Enterprise service buses (ESBs) continue to be the backbone of integration infrastructure of many large enterprises. The upcoming Ovum report, 2017 Trends to Watch: API-led and Cloud-based Integration, elaborates on the gradual demise of service-oriented architecture (SOA) as a heavyweight “big bang” solution architectural approach and examines why ESBs continue to enjoy a successful independent existence as a robust piece of middleware.
ESBs are good for heavy lifting
ESBs, which are usually thought of as a key component of an SOA, also have an independent existence. As a robust piece of middleware enabling service integration, ESBs cater for those complex integration and messaging requirements that an iPaaS solution will struggle to meet. Low-latency messaging, data-intensive integration processes, and real-time mediation of varied messaging standards/protocols are use cases where enterprises definitely need an ESB. While these core IT-centric integration capabilities are not marketed as much as those aimed at meeting digital business needs, it is difficult to think of any comprehensive middleware stack without an ESB as its backbone. ESBs will continue to play a key role in all large enterprises as they focus on meeting emerging digital business integration challenges. While this sub-segment of the middleware market will probably never achieve double-digit growth, large enterprises will continue to invest in upgrades of their existing ESBs.
The state of SOA adoption has been a highly debated topic, and these discussions have thrown up apparently contradictory viewpoints. The traditional view of SOA suggests that enterprises have invested a lot of time and money to sort out means to an end, and still failed to realize any significant business value. SOA, in its heyday, promised much more than service integration, but in most of the successful implementations, that is all enterprises could achieve after several years of heavy lifting. If implemented as a “big bang” solution architecture, SOA is overkill in the light of persistent time and IT budget constraints, and the need for agile integration to cater for digital business needs.
Microservices and API-led architectural approaches follow some of the core SOA principles, although with a specific focus on getting things done. Lightweight SOA, with an ESB at its core and web services linked to specific functions, is a “good enough” proposition for meeting relatively complex hybrid integration requirements. Ovum ICT Enterprise Insights survey results show that a fifth of respondent large enterprises have strategic investment planned for ESBs. This is not surprising because enterprises need to upgrade existing versions of ESBs to access new features and capabilities, including better federation with cloud-based integration platforms.

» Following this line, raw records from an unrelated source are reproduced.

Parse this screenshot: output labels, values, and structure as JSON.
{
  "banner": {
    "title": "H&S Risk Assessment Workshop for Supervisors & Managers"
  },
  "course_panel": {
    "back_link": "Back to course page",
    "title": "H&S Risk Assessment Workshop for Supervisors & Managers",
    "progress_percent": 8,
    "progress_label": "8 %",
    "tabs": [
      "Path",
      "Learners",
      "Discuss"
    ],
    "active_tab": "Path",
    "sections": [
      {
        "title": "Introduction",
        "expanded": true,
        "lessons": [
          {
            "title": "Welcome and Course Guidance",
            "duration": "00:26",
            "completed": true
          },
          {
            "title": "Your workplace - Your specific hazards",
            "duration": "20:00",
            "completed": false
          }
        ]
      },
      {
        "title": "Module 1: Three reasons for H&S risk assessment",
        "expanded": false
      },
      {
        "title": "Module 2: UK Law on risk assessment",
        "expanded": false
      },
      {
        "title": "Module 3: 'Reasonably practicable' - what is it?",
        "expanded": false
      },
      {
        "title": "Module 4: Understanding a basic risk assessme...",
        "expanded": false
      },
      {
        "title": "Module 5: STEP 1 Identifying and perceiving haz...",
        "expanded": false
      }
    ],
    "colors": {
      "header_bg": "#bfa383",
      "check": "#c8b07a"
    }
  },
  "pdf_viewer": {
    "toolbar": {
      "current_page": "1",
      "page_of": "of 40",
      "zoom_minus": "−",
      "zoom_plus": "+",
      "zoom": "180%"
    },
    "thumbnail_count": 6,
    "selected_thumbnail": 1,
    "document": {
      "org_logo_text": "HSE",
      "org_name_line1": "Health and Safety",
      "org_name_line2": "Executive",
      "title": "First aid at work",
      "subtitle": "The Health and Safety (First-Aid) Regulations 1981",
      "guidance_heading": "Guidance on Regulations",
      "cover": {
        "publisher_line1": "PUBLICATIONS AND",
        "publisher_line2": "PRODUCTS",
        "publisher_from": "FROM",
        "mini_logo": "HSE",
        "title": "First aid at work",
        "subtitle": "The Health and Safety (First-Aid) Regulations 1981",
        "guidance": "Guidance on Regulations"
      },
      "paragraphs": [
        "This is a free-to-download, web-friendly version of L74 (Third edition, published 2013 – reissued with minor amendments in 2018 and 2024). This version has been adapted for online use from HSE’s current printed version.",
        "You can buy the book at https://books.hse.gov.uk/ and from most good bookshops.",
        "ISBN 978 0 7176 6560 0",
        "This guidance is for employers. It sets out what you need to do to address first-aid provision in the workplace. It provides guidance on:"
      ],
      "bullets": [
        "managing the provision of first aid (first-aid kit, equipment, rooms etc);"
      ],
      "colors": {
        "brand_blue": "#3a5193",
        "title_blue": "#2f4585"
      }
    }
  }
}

Enterprise and solution architects often face a dilemma when it comes to a choice between "good enough" architecture and a robust architectural approach that meets long-term business needs but calls for significant changes and investments. In the context of SOA, the implementation of an ESB, with all relevant underlying services and APIs, corresponds to a "good enough" architecture that espouses the use of a standards-based flexible infrastructure layer (middleware) for service integration.
Saurabh Sharma, Senior Analyst, Infrastructure Solutions